The Australian PC market grew last year by 11.8 per cent, with a significant lean towards notebooks and away from desktops.
This is according to analyst firm IDC, which claimed that demand for notebooks was strong over both consumer and commercial markets, recording growth of 29.3 per cent and 11 per cent, respectively, to bring total units up to 3.68 million.
This made up about three quarters of IDC's interpretation of the overall Australian PC market — desktops and workstations as well as laptops — which rose to a total of 4.87 million units for the year.
Meanwhile, desktop shipments for the year declined by 8.6 per cent overall, driven by a 26.6 per cent fall in the commercial segment, but softened by the consumer segment's growth of 27.8 per cent, which was partly due to the demand for all-in-one devices.
Reynard Lowell, IDC Australia’s associate market analyst for PC devices, said the lean towards notebooks over desktops was due to the move towards a hybrid work environment. This, however, was surpassed by the consumer demand, with Black Friday posting record demand in the market, the firm claimed.
“The consumer market saw huge demand as PCs became the most used devices at home and households are slowly moving to a one PC per person model,” he said
“Gaming PCs also saw huge growth as people are looking for indoor entertainment and the successful launch of Nvidia’s new RTX 3000 series which enticed enthusiasts to upgrade.”
Monitors also saw growth — PC monitors grew by 31.3 per cent during 2020, while gaming monitors surged by 133 per cent, year on-year.
However, the overall PC market growth was softened by the ongoing component shortage, resulting in a year-on-year decline of 1.4 per cent in the overall market during the fourth quarter of 2020. That being said, IDC has previously claimed the component shortage is anticipated to be resolved by the middle of 2021.
Regardless, this isn’t expected to be the only expected decline in the short term, as IDC predicted the Australian PC market will drop in 2021 by 4.1 per cent, year on year, largely due to the commercial market with organisations remaining cautious about making purchases.
Meanwhile, the second half of the year however is anticipated to be stronger as the economy becomes more stable.
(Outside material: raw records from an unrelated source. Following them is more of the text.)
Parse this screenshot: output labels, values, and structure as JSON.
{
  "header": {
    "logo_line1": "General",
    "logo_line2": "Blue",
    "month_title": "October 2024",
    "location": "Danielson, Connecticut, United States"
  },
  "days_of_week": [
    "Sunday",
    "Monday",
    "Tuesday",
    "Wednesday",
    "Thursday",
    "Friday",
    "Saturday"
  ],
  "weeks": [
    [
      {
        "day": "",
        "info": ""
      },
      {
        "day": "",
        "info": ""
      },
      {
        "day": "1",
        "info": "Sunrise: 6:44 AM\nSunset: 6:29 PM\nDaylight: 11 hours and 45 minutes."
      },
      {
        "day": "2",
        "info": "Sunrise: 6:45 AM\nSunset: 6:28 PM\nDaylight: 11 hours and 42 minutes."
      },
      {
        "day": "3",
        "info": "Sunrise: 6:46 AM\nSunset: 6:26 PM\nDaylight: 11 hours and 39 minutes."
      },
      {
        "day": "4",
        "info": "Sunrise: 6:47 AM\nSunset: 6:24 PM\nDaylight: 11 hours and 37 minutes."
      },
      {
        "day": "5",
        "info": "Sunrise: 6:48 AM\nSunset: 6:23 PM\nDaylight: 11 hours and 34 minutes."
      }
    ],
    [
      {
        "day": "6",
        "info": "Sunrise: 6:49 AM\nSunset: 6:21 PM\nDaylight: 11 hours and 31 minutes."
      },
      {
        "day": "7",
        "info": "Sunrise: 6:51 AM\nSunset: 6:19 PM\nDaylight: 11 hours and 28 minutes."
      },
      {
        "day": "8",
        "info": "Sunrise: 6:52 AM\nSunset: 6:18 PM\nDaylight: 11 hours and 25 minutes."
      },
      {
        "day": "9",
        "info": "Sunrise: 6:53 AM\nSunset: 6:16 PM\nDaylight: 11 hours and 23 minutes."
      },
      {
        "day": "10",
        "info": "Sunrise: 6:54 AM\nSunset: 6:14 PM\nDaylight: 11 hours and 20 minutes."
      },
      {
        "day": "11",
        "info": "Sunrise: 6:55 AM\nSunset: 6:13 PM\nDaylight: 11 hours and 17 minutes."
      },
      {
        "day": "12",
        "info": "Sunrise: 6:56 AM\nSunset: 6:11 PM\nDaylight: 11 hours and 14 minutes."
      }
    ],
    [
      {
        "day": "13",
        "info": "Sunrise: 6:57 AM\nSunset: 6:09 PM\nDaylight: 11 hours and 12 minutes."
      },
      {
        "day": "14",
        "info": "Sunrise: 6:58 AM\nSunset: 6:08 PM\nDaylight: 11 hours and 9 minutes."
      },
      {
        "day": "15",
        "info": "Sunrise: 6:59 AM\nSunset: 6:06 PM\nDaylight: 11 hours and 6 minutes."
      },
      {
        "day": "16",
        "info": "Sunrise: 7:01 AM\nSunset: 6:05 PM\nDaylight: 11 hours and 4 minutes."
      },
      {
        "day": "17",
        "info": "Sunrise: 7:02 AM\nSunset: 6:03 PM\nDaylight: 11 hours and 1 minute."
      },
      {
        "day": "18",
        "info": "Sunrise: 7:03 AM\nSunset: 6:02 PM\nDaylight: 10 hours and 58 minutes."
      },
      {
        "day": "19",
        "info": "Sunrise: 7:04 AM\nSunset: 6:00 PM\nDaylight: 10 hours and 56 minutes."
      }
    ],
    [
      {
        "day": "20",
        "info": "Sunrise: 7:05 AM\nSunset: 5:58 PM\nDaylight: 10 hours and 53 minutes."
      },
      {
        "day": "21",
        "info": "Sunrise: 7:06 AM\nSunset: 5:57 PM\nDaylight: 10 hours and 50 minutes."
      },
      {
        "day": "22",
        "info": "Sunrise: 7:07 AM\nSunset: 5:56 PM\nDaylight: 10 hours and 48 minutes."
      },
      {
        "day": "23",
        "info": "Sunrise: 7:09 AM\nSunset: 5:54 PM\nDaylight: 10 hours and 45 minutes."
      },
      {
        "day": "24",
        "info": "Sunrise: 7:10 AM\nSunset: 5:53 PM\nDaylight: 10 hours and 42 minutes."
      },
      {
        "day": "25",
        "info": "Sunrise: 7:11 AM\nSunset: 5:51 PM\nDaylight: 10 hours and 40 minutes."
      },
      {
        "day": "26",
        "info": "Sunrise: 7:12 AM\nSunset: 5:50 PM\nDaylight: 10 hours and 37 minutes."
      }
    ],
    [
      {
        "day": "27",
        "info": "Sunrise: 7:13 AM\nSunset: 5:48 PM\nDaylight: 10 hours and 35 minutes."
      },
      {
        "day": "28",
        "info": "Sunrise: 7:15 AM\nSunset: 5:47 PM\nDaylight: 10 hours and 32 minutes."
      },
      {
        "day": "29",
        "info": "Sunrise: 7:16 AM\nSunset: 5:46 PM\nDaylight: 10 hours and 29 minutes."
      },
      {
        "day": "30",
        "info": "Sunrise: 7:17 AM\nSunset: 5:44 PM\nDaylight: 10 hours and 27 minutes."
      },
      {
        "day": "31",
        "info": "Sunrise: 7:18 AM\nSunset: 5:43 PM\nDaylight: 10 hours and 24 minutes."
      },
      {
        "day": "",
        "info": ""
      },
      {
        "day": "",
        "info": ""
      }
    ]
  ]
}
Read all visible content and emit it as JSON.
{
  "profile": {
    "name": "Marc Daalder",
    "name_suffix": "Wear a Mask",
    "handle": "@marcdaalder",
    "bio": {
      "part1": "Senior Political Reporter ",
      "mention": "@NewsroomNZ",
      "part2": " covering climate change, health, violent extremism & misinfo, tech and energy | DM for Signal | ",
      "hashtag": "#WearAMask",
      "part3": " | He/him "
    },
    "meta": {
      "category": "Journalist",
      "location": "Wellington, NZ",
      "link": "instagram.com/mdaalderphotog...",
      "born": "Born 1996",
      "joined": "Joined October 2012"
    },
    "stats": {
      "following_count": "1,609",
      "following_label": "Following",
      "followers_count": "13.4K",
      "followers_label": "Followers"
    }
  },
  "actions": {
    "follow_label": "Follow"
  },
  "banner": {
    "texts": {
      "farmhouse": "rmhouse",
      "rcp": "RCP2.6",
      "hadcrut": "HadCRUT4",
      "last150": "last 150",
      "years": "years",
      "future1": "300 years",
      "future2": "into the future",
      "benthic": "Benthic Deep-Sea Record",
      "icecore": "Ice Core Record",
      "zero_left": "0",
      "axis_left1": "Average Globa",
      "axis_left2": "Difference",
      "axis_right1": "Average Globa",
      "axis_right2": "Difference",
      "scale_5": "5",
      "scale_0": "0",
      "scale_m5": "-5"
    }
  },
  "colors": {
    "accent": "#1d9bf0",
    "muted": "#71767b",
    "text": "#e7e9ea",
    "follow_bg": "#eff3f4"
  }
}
Last year's notebook success in Australia follows similar trends in the Asia Pacific market, where the firm claimed the device type grew by 12.4 per cent in 2020 to 65.8 million units shipped.